I started on a whiny post about how SPF was evil, then decided I'd better just try and fix it instead. So with a few minutes of Googling, here's how you do it, with Postfix at least. Postfix has a feature which lets you override the relayhost parameter conditionally, depending on the address the email claims to be from. So, I added a line like this in my /etc/postfix/main.cf:

sender_dependent_relayhost_maps = hash:/etc/postfix/sender_relay

and I created the file /etc/postfix/sender_relay , which contains this single line:

@redhat.com [foobaroutgoingserver.redhat.com]

et voila.
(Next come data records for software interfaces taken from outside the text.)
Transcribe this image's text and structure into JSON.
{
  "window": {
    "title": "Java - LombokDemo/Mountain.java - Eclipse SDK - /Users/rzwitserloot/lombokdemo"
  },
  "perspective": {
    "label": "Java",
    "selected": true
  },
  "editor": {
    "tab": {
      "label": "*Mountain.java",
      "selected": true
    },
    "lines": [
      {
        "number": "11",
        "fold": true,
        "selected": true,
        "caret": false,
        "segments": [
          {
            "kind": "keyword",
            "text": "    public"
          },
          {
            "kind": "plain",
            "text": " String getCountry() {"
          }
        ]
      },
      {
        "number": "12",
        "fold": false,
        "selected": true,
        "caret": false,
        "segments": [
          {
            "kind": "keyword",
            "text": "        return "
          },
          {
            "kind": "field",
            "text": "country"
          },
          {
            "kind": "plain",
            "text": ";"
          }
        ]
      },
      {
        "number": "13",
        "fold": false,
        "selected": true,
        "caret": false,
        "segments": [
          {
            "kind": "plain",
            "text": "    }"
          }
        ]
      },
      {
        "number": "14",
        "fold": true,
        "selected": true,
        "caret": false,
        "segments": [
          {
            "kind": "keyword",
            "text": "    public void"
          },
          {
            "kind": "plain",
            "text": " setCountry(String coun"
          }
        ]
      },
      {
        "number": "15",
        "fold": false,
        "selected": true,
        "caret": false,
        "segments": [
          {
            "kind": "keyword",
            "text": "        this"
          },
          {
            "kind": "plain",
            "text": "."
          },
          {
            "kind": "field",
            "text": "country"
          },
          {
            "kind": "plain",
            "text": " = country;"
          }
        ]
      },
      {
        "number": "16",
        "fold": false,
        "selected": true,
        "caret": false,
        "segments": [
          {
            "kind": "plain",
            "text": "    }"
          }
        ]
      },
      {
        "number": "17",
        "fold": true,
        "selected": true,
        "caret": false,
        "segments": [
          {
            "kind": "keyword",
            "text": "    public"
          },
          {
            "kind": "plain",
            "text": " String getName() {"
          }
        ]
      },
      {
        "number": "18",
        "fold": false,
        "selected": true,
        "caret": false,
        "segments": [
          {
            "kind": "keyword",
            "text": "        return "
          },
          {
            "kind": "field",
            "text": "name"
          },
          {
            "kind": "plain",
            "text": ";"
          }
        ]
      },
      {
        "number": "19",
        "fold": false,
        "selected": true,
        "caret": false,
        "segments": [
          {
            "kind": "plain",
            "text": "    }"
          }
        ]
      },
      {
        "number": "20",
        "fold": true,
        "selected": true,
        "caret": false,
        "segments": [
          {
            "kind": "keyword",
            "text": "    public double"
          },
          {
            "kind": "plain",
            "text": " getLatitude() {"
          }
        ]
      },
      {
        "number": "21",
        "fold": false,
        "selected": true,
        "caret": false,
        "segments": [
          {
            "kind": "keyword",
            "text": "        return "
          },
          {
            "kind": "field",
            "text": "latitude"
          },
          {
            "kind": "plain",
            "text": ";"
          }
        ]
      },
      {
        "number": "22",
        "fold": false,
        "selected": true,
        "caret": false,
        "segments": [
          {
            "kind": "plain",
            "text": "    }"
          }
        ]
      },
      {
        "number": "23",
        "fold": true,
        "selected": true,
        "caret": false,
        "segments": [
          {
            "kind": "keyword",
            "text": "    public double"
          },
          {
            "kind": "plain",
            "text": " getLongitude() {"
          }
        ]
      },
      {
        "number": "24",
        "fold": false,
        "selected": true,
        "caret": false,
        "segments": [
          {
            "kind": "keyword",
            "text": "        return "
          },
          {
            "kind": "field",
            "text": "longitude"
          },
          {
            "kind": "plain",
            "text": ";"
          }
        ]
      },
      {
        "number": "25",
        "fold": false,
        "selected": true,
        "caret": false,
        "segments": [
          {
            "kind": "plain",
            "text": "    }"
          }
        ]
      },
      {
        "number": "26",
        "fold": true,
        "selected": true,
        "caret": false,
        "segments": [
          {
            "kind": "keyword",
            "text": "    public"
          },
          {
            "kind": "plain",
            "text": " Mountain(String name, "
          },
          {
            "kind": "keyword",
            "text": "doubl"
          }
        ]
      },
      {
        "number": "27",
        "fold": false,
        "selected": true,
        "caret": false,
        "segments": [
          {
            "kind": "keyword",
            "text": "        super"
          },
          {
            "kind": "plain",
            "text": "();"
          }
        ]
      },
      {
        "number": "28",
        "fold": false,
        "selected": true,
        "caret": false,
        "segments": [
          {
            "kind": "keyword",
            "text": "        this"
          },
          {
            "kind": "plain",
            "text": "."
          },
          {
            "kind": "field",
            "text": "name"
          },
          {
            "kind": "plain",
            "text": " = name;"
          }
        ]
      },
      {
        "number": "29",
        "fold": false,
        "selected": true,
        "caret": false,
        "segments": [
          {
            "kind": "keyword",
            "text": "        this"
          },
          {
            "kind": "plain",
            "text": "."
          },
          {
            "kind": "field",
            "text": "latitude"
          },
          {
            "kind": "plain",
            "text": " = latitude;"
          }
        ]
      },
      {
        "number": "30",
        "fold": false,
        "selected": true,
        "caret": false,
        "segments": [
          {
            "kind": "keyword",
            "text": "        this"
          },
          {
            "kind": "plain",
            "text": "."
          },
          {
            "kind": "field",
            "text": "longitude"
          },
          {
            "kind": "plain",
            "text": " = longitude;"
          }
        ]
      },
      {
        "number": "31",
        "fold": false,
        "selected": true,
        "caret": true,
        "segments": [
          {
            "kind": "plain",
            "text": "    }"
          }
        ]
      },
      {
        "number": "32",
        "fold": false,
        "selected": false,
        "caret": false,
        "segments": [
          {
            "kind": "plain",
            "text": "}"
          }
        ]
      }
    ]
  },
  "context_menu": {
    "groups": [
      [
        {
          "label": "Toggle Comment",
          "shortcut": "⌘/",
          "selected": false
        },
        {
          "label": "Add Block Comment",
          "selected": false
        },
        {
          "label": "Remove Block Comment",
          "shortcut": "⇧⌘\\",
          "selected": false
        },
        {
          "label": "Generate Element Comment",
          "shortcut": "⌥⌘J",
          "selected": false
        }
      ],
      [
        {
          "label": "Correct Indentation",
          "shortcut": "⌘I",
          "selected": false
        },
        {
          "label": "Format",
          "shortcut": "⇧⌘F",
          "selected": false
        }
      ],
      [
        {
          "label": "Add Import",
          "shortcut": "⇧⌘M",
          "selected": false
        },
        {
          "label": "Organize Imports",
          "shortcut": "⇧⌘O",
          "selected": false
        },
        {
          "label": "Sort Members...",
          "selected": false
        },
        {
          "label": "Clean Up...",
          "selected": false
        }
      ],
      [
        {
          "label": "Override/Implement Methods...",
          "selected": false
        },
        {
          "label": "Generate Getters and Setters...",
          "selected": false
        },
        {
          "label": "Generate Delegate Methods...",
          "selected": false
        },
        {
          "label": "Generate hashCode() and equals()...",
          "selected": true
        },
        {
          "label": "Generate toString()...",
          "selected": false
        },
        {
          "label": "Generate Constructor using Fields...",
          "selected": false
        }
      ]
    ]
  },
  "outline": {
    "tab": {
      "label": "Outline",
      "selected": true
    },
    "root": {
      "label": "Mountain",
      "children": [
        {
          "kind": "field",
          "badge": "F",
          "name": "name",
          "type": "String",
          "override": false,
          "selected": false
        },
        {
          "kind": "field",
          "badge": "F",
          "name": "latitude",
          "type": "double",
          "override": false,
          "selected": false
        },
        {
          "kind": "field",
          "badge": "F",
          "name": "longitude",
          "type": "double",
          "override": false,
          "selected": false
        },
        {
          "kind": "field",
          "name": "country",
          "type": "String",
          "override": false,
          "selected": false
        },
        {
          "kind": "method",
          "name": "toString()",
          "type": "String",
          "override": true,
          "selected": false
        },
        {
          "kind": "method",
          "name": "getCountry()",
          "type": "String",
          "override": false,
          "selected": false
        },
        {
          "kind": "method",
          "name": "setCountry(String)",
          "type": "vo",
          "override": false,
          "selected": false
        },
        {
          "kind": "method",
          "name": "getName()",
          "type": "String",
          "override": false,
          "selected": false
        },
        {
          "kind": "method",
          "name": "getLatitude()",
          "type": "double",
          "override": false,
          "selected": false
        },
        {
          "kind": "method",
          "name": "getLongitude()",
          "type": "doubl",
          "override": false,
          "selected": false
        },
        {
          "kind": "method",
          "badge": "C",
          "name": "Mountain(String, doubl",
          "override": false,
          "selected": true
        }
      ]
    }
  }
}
Any mail sent through my server which claims to be from someone@redhat.com gets relayed via Red Hat's SMTP server (no, that's not its real address), not via my ISP's server (which all my other mail gets relayed through). That was simple.


mcepl wrote on 2009-05-03 19:52:
a) I found it useful to also plain rule to send all emails directed to @redhat.com address (whatever email address they come from) to be sent through internal SMTP server as well. Just a security measure for emails with @redhat.com recipient (and possibly with confidential content) be sent internally. Put redhat.com :[secret.smtp-server.redhat.com] .redhat.com :[secret.smtp-server.redhat.com] b) why do you hate comments? Ever heard about OpenID? Wordpress should support it. Matěj
adamw wrote on 2009-05-03 19:56:
I don't hate comments, I hate spam. :) Yes, I've heard of OpenID, but I've generally found it to be about as useful as a chocolate teapot. It's my blog, I'll be as lazy as I like in maintaining it ;). I figure if you're not willing to spend ten seconds to sign up before saying what you want to say, it probably wasn't worth reading anyway...I've been filtered out in a similar way on other people's blogs, and when I thought about it the next day, it always turned out that what I wanted to say wasn't really worthwhile...heh.